§ SOURCE INFORMATION:
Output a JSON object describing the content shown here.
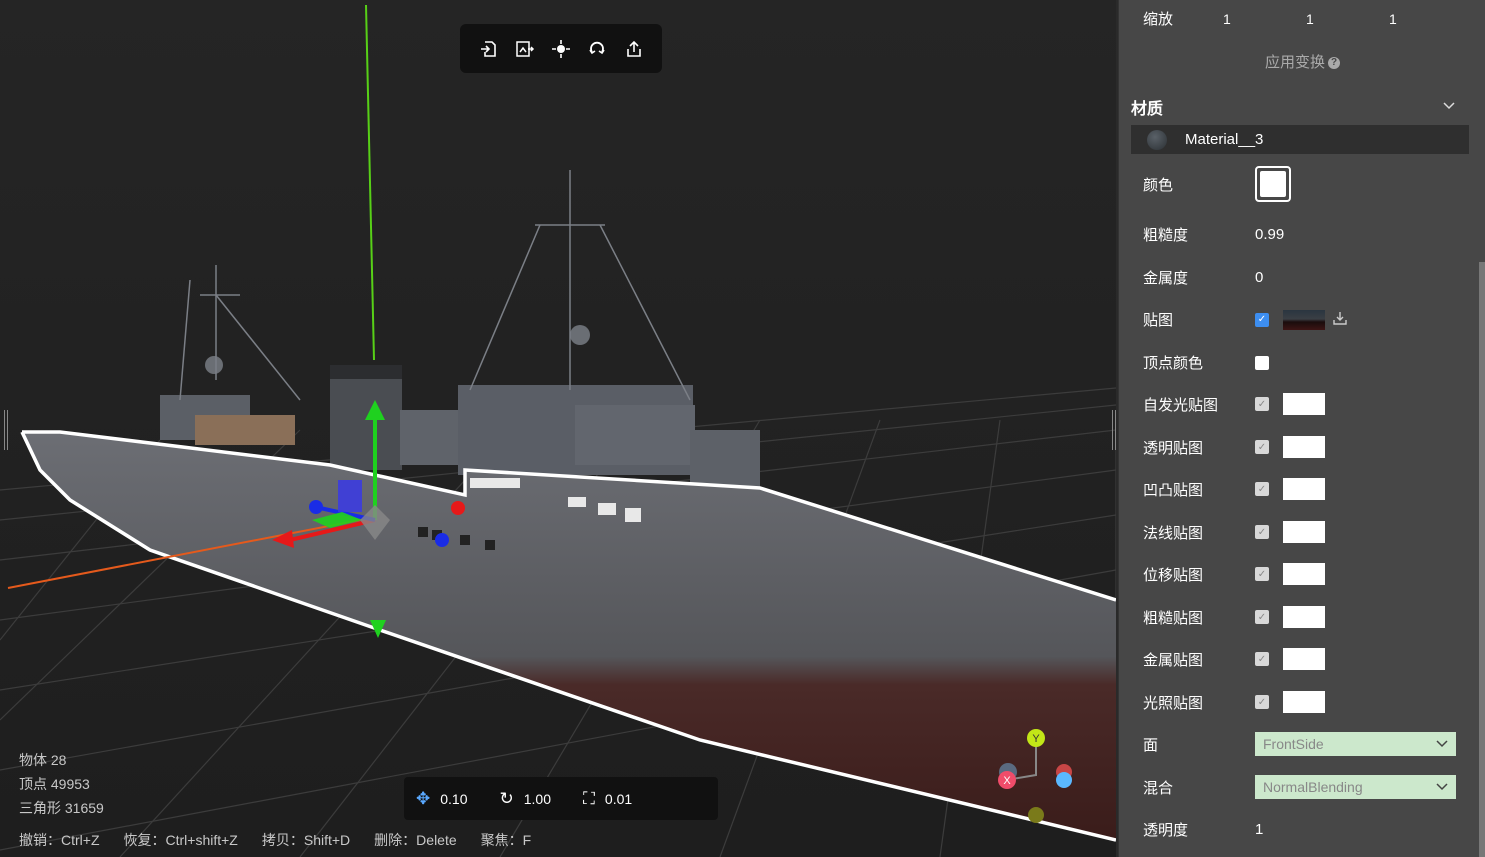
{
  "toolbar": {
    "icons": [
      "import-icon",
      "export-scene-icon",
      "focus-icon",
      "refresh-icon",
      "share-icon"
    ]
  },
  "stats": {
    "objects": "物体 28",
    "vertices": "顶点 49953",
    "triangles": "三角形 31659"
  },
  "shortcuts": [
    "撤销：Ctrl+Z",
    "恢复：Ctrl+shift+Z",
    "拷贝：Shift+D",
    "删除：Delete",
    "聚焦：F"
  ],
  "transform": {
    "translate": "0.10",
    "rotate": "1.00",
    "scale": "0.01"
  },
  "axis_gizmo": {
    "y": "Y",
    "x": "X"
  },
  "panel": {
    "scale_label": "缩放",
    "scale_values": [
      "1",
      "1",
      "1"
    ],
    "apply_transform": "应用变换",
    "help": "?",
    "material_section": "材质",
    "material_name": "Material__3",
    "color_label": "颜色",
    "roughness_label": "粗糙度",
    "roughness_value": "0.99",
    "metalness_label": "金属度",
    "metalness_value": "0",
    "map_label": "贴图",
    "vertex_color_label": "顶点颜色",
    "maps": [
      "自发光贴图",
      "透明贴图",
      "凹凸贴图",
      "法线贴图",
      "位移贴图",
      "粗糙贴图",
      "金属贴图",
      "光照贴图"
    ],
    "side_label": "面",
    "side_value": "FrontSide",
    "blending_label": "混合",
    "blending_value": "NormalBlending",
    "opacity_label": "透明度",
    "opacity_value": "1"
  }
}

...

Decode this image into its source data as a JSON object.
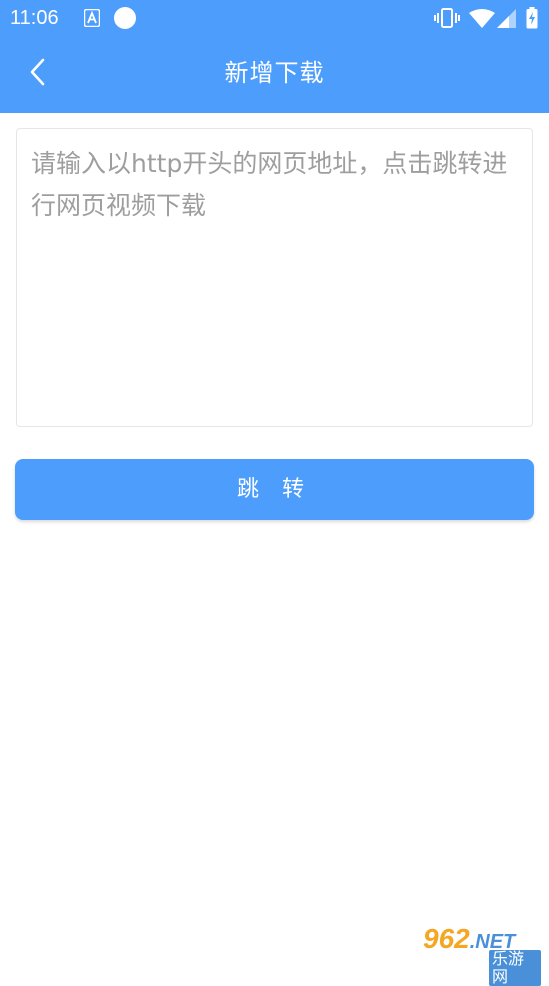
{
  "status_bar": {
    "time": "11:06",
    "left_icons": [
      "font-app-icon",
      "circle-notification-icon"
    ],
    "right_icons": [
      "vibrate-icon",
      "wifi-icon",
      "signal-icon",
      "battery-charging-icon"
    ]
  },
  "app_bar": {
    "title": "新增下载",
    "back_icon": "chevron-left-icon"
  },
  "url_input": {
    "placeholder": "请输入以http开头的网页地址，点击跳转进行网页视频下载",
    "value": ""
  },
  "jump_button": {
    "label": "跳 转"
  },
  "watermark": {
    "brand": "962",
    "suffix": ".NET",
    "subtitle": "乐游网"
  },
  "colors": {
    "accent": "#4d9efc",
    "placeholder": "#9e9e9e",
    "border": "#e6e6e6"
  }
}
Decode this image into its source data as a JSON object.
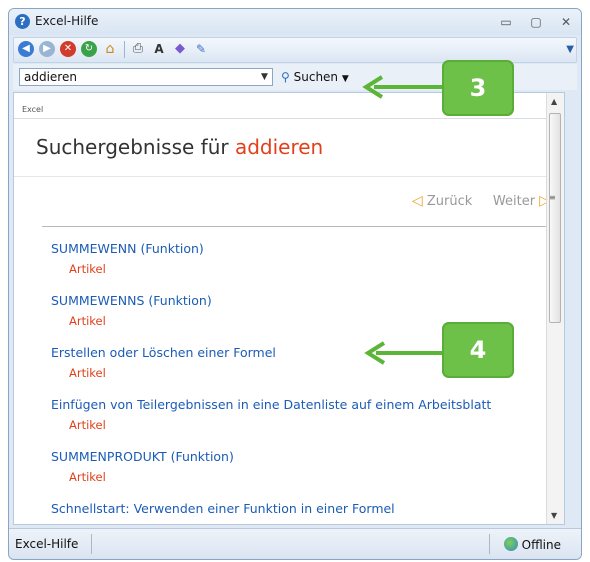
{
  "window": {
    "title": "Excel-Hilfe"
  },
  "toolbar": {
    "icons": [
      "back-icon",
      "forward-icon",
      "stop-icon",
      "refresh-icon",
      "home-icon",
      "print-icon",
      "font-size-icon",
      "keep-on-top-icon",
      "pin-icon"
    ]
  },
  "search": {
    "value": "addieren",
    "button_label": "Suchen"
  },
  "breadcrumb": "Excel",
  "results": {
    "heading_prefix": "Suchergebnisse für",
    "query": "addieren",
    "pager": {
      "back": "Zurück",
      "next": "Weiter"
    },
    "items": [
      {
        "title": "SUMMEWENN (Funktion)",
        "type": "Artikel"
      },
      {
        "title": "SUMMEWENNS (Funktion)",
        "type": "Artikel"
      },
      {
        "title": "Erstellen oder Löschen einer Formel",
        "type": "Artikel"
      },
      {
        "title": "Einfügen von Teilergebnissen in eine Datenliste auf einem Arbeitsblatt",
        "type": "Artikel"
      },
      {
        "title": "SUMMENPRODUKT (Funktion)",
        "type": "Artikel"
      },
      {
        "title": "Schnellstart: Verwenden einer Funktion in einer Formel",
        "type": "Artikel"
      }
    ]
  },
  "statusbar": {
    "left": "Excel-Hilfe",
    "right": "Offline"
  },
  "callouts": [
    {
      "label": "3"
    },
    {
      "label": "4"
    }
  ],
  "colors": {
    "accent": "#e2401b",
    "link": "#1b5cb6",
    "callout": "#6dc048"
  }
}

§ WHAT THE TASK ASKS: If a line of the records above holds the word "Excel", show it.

§ REPLY:
    "title": "Excel-Hilfe"
  "breadcrumb": "Excel",
    "left": "Excel-Hilfe",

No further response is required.